I don't have the whole picture, but it's not the first inverted (perverted?) celebration the Times has done on this subject. Another piece of the puzzle is the way the economics were even allowed to be reported in the first place. It was actually informative, if you look at the graph. Increase in demand happened a few times, and each time without fail, the price went up. The reporter, however, decided that the price going up was like some sort of bandaid, from just being punched hard by our government.
Of course, both can be true, but without understanding the first, which is a strong, strong hypothesis as I see it, the problem doesn't go away.
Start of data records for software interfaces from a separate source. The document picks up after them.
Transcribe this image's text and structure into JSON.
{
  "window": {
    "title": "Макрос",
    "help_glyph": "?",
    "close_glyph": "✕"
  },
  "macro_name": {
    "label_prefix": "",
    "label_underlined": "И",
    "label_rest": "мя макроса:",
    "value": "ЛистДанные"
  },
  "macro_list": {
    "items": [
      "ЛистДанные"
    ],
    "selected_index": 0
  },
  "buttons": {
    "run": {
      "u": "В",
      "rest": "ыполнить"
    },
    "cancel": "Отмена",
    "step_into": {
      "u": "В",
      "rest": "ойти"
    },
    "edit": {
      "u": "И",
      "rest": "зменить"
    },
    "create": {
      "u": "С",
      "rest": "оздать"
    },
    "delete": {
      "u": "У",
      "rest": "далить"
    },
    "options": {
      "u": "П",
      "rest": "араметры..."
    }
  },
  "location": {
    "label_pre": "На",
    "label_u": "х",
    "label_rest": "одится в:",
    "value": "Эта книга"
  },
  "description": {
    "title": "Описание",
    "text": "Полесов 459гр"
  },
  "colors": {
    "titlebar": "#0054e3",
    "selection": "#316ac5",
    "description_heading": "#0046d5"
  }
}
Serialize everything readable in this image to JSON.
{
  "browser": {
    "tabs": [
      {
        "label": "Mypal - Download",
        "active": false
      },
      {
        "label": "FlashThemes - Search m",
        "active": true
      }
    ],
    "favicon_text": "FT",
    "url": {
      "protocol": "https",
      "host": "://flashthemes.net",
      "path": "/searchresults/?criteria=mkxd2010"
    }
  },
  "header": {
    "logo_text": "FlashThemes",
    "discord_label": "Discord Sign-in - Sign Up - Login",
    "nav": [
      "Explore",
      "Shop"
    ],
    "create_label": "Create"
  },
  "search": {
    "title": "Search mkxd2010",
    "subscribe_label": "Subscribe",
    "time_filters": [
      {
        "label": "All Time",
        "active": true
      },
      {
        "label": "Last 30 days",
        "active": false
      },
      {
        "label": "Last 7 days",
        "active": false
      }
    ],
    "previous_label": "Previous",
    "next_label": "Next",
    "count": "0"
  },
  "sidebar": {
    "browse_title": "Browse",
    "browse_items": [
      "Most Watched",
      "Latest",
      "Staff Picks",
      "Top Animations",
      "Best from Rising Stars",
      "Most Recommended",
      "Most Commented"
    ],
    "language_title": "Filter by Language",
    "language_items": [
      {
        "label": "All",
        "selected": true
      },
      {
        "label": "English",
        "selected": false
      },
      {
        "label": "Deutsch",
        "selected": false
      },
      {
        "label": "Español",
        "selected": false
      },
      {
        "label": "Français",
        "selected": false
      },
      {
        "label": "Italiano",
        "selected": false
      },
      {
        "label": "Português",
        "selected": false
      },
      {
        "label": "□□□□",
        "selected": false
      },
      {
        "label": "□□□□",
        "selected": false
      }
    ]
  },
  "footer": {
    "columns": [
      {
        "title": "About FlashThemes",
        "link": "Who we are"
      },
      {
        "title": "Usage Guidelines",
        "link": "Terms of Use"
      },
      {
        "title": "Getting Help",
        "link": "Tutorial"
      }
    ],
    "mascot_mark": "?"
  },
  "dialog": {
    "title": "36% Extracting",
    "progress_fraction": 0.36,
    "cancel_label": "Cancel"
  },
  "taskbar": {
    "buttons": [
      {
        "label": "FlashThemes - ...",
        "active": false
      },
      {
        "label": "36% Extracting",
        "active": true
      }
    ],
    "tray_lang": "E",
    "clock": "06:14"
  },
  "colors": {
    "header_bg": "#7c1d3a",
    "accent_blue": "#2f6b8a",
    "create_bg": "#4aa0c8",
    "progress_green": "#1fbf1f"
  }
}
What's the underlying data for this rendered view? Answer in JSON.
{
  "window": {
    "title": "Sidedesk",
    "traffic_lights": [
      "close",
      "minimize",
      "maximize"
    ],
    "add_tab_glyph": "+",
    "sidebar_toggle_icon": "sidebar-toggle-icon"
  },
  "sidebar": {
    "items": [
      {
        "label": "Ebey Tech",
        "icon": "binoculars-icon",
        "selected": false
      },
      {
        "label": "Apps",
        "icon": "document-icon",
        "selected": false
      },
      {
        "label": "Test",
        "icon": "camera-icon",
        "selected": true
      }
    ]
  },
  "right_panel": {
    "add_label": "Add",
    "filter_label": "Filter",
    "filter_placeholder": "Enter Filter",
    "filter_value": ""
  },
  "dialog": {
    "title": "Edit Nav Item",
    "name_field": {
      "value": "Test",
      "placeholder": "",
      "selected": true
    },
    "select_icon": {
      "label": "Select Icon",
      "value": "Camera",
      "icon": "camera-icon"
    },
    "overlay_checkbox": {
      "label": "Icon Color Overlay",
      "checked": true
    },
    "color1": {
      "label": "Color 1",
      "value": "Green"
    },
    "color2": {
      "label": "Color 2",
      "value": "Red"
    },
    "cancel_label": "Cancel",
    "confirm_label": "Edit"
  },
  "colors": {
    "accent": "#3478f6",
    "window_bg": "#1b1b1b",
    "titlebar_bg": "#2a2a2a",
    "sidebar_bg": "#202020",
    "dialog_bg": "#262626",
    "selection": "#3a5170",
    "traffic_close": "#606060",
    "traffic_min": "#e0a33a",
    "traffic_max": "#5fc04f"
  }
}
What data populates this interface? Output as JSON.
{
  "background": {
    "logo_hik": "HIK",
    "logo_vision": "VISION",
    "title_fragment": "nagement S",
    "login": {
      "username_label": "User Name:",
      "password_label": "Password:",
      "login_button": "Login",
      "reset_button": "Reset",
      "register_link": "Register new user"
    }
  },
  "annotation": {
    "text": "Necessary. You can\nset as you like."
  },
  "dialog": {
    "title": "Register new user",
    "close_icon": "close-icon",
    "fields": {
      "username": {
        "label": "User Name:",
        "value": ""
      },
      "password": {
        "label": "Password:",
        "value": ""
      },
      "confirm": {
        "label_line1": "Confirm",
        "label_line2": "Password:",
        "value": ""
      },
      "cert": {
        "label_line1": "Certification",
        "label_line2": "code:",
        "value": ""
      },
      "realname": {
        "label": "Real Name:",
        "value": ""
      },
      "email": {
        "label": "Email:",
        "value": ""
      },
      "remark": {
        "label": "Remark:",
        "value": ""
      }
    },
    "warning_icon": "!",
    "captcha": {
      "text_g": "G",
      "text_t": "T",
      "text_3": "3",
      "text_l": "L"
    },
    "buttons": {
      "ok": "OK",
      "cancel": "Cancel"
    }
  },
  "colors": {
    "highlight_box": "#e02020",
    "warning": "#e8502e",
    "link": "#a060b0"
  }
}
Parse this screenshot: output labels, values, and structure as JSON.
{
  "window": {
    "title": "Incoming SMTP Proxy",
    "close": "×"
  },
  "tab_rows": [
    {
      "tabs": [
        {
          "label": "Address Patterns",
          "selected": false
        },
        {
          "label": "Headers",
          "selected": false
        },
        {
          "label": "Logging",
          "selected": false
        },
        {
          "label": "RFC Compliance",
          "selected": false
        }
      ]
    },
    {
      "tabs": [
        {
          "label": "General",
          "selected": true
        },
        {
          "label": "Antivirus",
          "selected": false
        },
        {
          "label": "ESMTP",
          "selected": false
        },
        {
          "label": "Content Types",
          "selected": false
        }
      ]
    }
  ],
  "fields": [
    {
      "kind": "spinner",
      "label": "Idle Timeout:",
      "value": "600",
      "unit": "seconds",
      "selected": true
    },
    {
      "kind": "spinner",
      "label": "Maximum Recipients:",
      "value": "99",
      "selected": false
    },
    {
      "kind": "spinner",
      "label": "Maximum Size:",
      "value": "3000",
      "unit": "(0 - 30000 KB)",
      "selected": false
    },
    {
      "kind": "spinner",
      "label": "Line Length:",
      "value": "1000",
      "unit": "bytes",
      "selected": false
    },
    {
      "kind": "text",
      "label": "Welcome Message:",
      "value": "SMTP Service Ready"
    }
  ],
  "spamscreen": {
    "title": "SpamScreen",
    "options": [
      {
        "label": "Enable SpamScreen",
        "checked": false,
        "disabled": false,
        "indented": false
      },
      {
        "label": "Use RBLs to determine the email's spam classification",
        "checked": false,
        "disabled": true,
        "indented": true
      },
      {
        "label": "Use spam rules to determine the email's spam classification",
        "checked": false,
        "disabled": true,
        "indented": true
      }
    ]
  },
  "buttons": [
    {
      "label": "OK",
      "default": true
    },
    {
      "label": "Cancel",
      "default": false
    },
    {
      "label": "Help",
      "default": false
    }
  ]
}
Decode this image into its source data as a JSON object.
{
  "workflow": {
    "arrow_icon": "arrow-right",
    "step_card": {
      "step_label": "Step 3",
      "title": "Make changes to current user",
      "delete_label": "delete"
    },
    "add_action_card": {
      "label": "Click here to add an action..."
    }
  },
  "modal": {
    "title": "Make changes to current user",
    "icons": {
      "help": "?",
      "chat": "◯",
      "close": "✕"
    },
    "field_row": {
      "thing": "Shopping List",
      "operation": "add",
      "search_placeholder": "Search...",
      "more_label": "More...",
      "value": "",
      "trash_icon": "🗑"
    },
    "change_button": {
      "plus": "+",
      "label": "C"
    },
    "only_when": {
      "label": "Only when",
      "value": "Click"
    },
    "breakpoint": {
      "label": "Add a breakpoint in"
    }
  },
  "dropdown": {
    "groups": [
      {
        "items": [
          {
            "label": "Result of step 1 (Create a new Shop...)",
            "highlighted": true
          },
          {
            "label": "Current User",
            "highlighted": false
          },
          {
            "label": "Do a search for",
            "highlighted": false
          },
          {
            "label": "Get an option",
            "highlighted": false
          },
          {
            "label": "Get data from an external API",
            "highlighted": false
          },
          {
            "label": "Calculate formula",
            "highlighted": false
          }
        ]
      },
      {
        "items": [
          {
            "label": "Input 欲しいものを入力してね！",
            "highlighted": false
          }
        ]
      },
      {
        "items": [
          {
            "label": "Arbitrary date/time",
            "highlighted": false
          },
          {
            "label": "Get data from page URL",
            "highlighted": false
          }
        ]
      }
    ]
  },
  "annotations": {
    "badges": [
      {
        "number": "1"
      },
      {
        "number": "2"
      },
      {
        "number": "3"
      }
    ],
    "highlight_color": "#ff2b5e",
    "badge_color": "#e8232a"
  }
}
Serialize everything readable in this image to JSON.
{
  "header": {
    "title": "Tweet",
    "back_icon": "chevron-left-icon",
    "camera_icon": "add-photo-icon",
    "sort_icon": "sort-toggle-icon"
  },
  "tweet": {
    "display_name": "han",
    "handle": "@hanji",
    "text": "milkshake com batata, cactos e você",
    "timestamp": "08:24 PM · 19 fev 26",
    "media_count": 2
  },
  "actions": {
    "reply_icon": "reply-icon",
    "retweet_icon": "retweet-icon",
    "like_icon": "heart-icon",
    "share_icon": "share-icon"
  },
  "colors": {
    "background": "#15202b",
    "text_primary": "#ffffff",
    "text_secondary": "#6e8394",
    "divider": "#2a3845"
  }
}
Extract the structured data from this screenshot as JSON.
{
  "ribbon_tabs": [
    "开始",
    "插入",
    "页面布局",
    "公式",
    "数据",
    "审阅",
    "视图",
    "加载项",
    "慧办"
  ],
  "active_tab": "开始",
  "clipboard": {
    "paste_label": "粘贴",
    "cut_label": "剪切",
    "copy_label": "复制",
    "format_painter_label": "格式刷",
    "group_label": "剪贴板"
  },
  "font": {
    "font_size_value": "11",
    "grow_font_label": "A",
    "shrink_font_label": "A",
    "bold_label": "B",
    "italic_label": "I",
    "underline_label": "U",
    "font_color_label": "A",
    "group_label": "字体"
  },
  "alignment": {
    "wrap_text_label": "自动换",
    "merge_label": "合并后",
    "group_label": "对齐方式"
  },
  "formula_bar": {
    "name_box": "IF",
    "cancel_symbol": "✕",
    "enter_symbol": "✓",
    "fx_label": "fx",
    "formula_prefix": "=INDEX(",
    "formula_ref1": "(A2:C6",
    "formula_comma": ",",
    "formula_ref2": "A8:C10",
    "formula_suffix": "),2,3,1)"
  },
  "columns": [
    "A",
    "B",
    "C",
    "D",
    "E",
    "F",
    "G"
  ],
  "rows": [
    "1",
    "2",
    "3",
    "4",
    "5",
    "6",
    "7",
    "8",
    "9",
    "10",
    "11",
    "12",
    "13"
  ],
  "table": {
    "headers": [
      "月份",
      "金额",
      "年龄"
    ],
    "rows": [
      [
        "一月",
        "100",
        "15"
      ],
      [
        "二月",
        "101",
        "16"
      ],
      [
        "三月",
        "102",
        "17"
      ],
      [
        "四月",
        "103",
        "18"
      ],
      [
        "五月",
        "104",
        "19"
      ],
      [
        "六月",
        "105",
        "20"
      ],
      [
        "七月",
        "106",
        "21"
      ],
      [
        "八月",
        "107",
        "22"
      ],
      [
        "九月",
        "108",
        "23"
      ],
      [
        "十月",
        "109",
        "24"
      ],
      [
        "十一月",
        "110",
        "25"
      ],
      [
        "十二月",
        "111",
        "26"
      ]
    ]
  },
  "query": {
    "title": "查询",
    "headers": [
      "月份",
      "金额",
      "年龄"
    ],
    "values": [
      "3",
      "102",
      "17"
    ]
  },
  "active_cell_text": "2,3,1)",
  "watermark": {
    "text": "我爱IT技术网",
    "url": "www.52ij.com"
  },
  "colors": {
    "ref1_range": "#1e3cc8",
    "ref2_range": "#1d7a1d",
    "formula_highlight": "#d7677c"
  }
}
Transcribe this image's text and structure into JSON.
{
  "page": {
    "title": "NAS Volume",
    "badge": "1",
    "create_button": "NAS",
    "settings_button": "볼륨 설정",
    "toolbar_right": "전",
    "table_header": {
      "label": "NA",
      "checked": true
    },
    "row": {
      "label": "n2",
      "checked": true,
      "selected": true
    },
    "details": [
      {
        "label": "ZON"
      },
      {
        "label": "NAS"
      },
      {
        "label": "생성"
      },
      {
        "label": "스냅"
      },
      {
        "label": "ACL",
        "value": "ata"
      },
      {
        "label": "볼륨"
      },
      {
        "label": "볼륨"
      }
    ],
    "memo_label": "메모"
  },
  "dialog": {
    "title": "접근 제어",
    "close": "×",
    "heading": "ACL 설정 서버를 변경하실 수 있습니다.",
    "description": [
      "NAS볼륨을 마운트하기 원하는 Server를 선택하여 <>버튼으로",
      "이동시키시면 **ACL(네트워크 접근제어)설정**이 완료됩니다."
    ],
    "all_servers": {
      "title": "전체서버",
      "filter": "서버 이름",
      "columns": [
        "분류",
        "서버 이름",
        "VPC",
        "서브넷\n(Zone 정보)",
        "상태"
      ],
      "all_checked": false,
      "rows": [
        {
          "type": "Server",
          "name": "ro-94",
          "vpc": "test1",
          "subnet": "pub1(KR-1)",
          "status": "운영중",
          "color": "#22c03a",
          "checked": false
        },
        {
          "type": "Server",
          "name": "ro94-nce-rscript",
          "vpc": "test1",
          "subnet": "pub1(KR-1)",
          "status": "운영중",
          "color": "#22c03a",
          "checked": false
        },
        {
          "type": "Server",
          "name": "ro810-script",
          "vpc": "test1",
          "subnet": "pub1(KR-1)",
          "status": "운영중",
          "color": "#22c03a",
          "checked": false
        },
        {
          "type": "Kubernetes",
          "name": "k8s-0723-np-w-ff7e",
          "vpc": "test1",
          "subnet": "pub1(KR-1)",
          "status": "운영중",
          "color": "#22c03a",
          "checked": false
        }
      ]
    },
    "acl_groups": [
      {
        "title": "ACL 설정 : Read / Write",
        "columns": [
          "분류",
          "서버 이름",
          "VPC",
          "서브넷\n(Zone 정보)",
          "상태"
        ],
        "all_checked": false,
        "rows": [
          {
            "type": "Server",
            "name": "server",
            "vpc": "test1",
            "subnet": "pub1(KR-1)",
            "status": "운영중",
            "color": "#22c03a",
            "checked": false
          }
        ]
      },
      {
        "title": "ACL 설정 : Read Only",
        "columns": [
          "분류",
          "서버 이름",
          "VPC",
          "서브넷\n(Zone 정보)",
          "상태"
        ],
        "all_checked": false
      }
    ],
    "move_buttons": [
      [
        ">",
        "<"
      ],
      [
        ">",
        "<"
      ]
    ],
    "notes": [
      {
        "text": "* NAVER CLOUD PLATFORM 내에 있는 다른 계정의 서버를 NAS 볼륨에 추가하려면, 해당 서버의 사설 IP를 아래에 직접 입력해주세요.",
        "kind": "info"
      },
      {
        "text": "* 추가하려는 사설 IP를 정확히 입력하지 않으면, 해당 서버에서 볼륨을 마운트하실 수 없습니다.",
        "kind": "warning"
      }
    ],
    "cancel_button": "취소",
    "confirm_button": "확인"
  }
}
Iran Contra and the 2005 plane crash in Mexico suggest the US government is actively involved in drug dealing. Does this reality charted against the Time's delusional thinking allow, encourage, or even give a little more evidence for that I don't know how to test this, we're talking about a black market. So I think a more generous reading is that the war must go on, real problem or no. The polices are admittedly ineffective at stopping wars, is what it is permissible to say. Can't that be reasonably expected from a Power which has a different agenda?